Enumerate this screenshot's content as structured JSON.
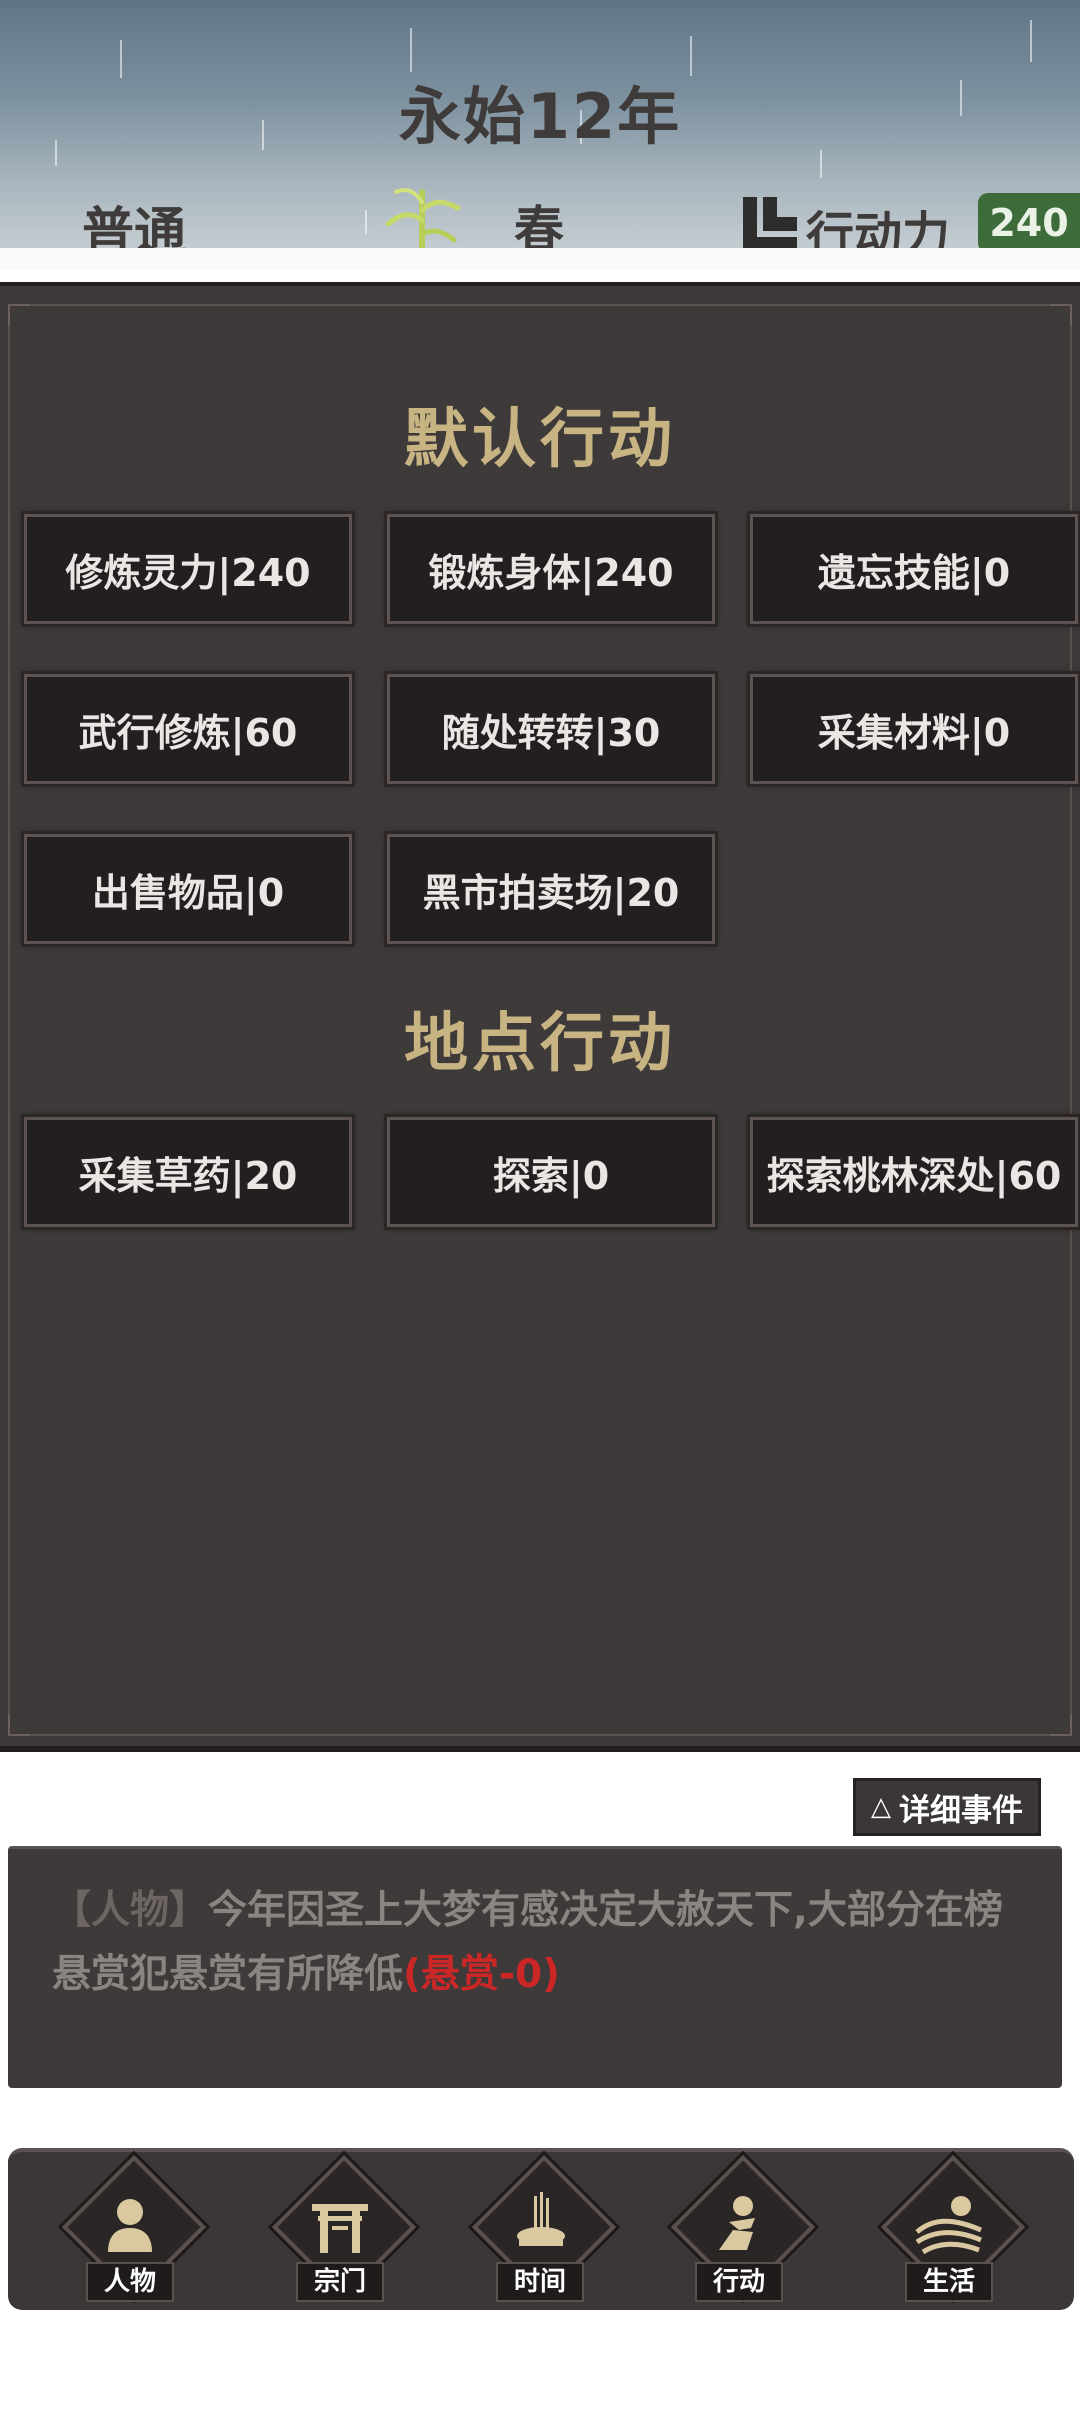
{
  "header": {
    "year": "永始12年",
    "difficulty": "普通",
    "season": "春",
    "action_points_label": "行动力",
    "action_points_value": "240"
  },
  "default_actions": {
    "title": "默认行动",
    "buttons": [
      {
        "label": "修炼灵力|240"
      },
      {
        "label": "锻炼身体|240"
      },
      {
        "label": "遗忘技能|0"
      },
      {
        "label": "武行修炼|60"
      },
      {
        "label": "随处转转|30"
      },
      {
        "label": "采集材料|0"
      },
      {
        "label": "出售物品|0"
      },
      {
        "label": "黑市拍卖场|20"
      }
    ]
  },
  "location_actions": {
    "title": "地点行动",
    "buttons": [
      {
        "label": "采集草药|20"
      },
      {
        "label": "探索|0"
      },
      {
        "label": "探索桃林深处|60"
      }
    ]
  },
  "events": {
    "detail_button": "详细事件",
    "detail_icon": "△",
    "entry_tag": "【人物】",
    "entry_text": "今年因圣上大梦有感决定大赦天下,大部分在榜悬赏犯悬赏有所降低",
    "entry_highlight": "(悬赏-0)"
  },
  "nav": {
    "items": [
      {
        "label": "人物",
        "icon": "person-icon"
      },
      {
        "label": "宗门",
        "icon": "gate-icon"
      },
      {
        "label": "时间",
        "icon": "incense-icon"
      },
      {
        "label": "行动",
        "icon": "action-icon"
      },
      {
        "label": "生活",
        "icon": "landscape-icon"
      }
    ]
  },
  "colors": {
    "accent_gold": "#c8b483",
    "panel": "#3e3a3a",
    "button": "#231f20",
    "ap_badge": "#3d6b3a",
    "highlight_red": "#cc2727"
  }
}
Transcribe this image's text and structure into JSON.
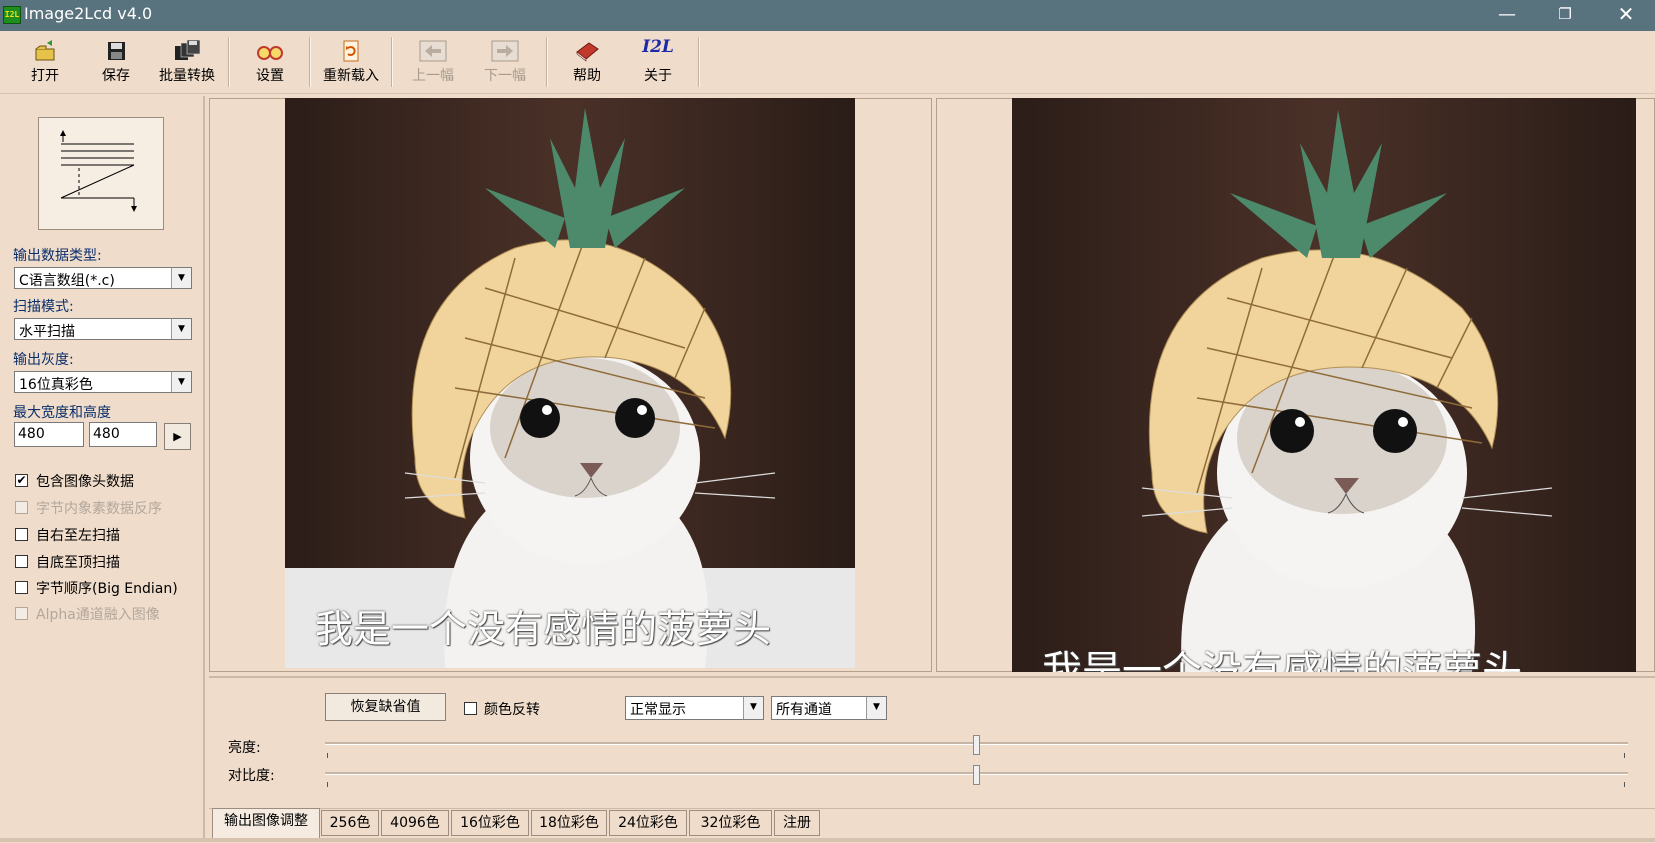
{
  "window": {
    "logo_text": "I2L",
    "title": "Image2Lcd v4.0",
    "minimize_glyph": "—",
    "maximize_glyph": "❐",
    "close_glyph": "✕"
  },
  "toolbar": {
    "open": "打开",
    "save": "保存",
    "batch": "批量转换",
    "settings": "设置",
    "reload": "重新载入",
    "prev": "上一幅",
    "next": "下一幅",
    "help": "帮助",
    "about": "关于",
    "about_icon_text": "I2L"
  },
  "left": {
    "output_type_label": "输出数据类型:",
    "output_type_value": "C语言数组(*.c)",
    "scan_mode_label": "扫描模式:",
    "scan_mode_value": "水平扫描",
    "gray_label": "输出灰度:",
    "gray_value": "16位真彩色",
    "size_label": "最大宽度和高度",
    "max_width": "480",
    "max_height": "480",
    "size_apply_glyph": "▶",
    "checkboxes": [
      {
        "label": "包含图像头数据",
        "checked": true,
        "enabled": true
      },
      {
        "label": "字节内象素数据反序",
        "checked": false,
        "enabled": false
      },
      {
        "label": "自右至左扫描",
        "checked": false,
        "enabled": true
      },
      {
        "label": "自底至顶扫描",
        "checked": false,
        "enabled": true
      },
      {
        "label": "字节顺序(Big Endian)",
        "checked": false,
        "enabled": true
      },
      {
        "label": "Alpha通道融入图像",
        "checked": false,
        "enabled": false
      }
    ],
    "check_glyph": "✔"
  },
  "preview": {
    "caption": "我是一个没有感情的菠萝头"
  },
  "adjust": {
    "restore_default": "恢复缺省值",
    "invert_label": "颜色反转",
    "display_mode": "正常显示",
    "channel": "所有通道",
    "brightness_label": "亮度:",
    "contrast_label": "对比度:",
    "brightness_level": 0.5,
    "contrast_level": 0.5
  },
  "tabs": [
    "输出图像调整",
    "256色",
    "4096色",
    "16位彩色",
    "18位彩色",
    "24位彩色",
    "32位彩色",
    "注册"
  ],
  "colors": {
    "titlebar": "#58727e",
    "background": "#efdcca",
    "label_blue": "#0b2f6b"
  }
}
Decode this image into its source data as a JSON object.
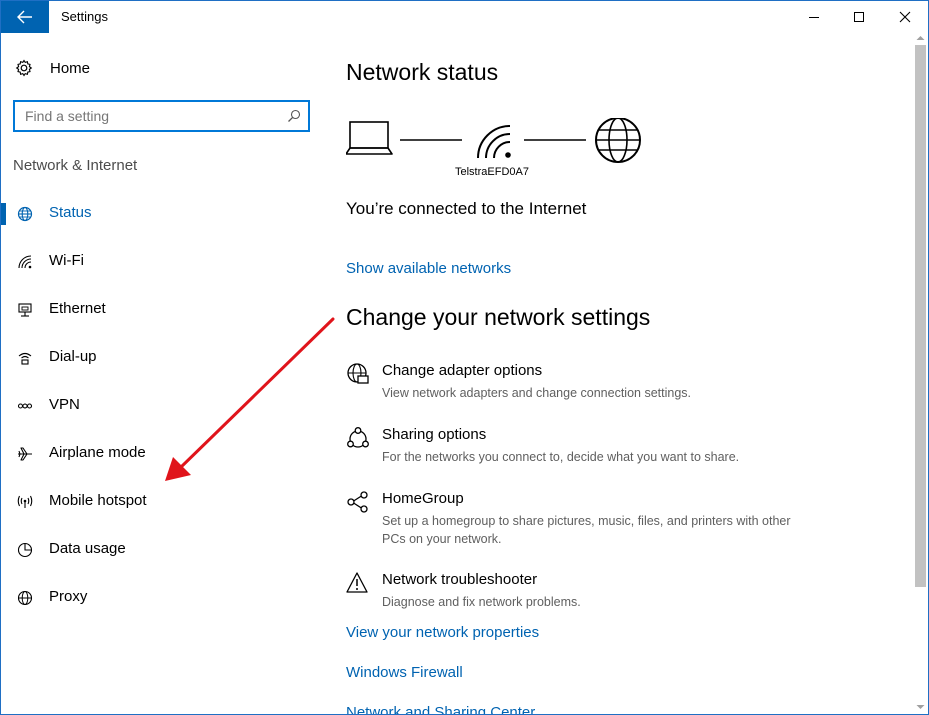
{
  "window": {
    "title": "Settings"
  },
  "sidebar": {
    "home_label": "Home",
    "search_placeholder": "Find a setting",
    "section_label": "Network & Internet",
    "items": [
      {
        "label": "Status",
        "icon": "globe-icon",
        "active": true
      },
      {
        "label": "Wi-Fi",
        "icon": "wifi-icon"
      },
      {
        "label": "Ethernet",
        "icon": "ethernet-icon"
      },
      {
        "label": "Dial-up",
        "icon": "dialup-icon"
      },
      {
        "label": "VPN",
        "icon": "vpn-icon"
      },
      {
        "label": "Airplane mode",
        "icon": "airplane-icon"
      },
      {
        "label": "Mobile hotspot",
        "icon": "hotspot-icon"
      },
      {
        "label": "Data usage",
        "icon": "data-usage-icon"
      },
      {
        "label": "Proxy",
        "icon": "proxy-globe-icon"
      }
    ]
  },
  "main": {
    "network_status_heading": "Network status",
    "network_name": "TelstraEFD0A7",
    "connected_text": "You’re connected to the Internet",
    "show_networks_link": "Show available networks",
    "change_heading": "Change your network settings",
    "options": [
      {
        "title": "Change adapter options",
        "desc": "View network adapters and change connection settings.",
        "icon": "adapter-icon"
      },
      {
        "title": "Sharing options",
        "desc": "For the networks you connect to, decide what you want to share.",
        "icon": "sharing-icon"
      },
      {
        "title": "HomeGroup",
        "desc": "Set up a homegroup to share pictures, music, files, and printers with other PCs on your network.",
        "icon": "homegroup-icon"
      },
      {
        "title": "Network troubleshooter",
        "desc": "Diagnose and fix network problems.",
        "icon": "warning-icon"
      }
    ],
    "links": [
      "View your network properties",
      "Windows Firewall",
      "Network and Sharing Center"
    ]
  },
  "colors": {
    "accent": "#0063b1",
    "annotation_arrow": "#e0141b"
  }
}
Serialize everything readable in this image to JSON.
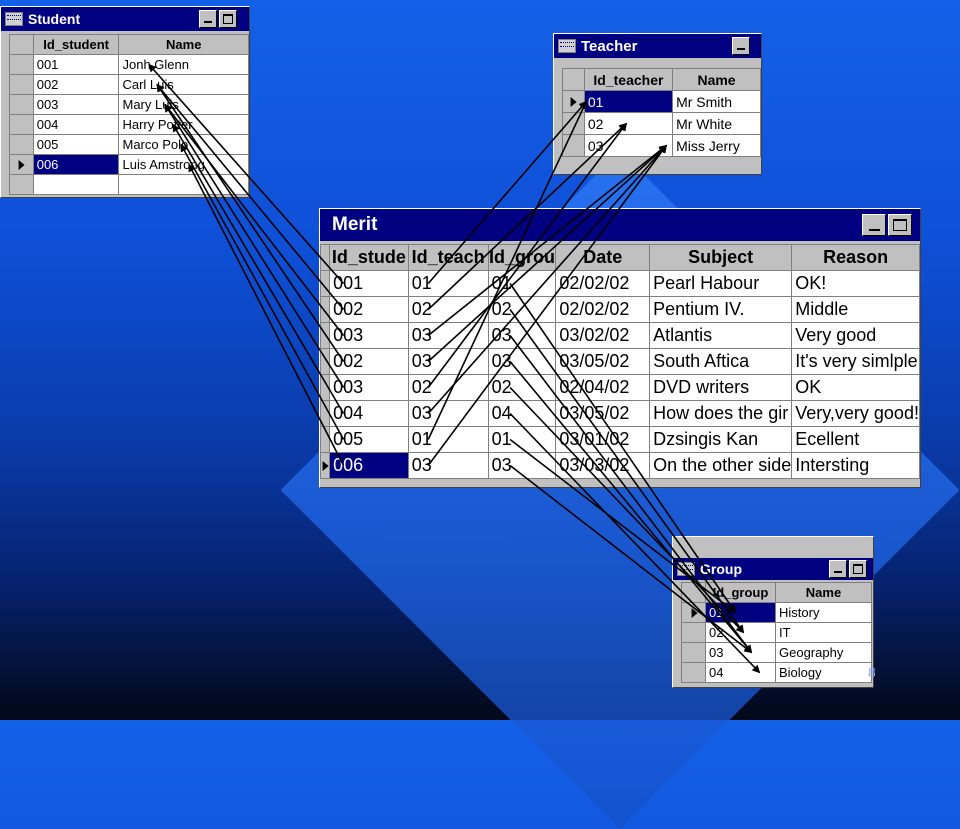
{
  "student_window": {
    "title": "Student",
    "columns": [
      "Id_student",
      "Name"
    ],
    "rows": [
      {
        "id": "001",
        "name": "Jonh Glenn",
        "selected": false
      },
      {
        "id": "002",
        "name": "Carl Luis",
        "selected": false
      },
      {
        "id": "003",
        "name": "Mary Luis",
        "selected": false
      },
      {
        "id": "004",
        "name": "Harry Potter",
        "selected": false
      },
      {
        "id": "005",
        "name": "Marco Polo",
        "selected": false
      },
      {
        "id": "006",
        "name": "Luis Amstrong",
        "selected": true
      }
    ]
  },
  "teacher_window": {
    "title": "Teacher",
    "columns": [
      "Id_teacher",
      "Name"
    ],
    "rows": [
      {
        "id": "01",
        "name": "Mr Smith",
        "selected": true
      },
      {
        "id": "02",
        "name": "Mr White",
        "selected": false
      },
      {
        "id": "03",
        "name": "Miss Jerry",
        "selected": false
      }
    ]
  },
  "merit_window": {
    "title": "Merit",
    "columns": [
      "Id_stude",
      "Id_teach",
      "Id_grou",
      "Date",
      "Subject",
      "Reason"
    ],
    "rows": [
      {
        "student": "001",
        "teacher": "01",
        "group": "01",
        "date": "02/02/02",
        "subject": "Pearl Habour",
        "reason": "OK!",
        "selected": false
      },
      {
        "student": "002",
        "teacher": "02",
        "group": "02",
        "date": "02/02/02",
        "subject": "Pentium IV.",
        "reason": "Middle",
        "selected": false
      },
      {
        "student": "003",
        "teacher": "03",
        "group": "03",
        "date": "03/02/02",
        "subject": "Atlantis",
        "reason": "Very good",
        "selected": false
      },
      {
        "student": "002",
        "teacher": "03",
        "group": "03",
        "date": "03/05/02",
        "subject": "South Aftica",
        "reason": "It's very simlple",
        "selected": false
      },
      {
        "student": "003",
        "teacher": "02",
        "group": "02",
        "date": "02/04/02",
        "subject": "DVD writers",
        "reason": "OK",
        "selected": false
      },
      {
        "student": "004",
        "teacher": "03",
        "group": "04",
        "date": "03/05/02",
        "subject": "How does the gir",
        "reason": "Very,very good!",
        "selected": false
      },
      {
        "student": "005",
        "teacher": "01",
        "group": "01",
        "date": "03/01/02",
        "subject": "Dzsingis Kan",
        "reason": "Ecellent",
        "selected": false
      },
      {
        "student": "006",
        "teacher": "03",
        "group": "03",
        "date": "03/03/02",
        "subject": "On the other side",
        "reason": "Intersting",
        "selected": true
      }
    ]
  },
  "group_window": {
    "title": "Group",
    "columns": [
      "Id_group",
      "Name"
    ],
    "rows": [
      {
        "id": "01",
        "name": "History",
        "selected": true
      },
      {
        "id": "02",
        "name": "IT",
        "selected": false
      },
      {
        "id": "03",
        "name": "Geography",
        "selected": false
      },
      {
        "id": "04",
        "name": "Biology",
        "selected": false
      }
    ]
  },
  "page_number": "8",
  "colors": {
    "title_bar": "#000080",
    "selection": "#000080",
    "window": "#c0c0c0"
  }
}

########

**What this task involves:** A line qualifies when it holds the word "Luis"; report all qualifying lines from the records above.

**Answer for this exercise:**
        "name": "Carl Luis",
        "name": "Mary Luis",
        "name": "Luis Amstrong",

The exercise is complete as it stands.